» **INFORMATION GIVEN**:
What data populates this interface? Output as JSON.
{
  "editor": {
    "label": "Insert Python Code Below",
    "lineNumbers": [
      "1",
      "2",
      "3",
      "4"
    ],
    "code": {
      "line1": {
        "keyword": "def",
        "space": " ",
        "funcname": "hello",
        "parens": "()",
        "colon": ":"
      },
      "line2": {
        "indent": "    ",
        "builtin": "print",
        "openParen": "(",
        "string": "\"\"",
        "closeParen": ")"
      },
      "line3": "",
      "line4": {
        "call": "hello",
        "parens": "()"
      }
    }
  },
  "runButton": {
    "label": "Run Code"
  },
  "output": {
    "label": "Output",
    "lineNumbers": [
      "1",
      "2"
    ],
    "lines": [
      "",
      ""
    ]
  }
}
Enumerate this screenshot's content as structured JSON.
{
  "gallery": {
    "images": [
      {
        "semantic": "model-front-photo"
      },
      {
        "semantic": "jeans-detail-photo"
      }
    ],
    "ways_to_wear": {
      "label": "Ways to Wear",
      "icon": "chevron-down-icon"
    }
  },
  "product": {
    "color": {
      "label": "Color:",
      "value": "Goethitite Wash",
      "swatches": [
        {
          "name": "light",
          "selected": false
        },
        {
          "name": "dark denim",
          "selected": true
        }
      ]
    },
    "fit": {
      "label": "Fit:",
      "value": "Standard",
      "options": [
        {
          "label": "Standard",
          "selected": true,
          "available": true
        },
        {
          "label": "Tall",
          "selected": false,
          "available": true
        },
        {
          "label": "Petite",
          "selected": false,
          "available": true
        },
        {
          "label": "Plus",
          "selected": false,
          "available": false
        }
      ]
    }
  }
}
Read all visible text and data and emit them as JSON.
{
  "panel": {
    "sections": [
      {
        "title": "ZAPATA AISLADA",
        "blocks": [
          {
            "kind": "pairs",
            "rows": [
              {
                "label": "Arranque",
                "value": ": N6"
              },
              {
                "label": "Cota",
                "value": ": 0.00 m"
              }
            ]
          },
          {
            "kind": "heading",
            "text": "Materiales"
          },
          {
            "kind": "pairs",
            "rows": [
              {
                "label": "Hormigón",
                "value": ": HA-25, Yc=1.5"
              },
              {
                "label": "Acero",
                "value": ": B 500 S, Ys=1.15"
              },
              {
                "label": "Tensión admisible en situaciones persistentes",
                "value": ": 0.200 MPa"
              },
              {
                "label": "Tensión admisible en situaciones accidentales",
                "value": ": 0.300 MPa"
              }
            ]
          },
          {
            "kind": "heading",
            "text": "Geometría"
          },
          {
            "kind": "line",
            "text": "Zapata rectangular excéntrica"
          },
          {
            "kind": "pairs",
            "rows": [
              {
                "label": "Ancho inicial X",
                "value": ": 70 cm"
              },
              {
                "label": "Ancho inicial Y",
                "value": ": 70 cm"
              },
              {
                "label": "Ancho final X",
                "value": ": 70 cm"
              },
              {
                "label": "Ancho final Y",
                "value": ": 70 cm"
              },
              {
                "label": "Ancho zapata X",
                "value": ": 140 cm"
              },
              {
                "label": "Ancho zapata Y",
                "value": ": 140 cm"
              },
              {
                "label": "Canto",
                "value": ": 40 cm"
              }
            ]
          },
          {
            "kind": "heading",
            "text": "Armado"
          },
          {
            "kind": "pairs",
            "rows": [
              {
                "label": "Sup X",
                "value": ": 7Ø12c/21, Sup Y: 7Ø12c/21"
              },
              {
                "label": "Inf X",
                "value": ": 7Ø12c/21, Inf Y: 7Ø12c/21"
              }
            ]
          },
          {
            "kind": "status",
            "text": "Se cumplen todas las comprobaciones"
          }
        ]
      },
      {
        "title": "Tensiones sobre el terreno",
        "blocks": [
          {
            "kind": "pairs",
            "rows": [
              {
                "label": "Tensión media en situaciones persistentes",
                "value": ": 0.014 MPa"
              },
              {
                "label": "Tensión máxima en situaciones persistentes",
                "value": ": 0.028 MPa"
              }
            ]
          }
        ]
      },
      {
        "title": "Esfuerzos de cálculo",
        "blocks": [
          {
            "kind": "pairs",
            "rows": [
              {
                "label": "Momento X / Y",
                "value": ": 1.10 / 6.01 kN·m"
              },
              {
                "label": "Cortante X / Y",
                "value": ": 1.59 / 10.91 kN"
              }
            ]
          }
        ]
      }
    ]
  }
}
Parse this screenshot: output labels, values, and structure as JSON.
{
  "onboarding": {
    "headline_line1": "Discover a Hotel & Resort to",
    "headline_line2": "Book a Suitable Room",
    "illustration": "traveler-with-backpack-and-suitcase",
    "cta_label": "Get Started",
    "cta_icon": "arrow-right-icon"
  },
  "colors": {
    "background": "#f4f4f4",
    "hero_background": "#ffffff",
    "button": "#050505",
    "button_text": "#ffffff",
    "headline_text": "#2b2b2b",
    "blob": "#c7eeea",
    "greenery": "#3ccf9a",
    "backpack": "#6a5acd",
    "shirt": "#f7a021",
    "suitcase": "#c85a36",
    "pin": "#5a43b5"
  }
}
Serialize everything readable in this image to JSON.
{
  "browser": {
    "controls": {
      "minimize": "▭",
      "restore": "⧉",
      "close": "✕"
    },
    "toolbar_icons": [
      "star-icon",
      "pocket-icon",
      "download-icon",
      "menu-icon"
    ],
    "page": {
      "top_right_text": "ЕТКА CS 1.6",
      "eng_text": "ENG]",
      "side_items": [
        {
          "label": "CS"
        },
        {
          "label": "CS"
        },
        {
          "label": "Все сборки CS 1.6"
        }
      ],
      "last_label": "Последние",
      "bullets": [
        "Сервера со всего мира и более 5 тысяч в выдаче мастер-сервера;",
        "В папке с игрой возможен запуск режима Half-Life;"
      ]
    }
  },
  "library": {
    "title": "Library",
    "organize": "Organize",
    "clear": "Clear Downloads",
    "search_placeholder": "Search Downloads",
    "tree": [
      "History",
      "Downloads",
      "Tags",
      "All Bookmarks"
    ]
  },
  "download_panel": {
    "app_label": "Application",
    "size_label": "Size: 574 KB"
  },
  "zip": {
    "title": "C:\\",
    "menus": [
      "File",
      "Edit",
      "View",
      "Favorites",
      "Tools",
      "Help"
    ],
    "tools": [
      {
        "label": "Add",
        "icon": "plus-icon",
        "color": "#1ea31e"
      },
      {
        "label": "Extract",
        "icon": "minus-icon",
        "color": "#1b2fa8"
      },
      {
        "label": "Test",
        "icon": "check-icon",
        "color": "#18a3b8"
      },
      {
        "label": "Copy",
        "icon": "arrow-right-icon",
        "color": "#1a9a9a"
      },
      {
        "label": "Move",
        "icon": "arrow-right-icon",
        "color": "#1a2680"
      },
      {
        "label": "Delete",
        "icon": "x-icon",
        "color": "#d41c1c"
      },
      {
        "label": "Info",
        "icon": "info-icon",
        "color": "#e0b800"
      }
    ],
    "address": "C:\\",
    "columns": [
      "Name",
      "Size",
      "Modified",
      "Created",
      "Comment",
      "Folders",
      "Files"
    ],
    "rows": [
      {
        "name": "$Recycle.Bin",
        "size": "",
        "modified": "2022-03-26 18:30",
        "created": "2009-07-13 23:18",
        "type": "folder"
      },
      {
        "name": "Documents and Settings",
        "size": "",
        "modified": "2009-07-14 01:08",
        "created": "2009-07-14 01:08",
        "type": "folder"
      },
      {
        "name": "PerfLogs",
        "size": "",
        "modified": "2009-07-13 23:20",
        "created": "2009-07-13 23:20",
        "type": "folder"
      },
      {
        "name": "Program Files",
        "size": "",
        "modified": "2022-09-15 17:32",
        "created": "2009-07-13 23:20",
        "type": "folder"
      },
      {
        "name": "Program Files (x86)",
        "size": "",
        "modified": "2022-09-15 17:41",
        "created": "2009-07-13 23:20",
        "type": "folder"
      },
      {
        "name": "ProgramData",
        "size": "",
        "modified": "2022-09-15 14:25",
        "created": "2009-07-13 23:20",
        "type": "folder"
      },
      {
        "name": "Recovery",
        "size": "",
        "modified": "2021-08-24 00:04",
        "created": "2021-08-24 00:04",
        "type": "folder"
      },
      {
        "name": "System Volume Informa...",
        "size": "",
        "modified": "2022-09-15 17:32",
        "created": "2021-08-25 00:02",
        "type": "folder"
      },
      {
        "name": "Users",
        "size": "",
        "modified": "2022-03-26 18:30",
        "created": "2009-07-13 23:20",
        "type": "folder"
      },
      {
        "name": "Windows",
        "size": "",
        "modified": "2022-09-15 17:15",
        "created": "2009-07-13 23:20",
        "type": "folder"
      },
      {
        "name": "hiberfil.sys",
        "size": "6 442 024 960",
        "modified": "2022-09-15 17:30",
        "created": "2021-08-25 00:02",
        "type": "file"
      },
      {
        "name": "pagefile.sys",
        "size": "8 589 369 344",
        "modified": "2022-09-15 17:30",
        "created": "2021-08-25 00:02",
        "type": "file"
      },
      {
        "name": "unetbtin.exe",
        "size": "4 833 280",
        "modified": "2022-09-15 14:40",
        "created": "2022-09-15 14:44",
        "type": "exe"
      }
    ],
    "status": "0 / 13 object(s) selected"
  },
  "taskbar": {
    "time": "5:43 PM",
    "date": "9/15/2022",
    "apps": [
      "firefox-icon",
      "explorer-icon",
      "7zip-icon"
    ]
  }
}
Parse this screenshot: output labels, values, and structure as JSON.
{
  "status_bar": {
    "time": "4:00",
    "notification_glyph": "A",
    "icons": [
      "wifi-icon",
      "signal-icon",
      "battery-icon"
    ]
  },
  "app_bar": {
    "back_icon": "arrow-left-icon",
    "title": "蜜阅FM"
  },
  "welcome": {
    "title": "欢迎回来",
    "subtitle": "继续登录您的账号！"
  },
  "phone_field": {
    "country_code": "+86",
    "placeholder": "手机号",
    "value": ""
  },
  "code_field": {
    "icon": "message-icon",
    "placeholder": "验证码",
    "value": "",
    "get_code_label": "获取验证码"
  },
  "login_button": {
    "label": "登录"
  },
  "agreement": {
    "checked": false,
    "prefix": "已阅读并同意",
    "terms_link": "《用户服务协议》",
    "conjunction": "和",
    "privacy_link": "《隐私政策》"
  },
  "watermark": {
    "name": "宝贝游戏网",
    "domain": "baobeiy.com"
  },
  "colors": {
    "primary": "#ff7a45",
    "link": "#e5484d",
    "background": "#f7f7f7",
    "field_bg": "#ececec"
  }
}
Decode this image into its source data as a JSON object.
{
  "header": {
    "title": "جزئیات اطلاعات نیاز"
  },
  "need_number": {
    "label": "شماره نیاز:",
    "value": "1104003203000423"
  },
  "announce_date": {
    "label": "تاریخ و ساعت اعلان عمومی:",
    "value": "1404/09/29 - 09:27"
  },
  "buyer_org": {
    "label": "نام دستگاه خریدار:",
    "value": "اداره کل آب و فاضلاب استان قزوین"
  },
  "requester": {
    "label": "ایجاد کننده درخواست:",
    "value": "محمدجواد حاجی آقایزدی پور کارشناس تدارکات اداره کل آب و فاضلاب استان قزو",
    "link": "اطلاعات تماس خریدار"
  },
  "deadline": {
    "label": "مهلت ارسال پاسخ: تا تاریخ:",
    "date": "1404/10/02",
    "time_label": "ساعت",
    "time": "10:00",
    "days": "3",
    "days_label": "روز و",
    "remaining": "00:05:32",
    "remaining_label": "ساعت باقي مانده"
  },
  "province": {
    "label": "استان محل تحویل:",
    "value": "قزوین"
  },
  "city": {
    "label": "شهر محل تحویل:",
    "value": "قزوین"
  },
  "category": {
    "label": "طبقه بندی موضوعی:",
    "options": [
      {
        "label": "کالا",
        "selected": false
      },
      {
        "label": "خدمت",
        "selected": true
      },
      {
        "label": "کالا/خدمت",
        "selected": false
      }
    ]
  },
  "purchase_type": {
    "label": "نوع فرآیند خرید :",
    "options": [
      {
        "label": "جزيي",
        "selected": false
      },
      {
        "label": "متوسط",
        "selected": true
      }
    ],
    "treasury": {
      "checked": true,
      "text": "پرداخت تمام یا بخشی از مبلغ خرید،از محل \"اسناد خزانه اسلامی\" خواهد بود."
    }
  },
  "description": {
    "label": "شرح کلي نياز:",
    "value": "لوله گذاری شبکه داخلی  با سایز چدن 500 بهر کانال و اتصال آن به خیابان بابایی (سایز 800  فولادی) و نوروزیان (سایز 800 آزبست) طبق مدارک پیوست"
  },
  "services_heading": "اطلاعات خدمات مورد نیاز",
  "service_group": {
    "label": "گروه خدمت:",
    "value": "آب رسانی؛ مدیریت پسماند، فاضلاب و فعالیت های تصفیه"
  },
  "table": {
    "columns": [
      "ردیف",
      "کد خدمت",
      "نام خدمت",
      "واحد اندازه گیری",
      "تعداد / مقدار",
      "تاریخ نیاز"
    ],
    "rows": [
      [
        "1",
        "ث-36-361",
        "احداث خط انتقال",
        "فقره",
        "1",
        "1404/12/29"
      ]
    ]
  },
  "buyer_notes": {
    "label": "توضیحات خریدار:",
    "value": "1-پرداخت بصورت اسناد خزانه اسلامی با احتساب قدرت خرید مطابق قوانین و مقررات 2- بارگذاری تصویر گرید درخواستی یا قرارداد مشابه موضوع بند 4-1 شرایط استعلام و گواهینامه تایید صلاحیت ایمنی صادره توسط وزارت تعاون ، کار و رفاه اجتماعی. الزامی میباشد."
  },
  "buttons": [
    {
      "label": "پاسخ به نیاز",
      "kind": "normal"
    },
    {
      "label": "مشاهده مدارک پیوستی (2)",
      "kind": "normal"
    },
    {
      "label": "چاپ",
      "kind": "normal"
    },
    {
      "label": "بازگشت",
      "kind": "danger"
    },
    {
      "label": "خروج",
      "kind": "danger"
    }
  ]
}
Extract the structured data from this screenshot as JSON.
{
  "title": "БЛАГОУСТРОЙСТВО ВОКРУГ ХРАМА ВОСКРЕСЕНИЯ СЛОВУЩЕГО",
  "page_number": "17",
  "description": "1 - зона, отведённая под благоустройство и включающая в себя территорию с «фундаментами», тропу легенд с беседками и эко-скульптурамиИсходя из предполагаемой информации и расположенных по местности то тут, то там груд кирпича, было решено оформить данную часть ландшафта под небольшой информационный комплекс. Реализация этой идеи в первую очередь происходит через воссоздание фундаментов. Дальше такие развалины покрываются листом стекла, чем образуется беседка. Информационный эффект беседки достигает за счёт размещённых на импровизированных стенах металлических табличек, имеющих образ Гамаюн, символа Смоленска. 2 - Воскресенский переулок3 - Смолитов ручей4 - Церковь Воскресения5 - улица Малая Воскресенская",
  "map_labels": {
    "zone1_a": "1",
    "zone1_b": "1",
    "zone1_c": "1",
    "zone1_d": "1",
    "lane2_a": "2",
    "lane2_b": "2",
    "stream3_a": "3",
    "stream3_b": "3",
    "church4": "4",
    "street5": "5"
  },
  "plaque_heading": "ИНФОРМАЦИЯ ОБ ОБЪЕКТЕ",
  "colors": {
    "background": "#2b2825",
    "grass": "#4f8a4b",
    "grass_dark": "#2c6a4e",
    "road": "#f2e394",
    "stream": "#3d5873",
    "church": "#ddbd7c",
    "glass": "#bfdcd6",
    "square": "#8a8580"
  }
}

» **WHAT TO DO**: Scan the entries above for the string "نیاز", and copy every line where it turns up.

» **EXERCISE ANSWER**:
    "title": "جزئیات اطلاعات نیاز"
    "label": "شماره نیاز:",
  "services_heading": "اطلاعات خدمات مورد نیاز",
      "تاریخ نیاز"
      "label": "پاسخ به نیاز",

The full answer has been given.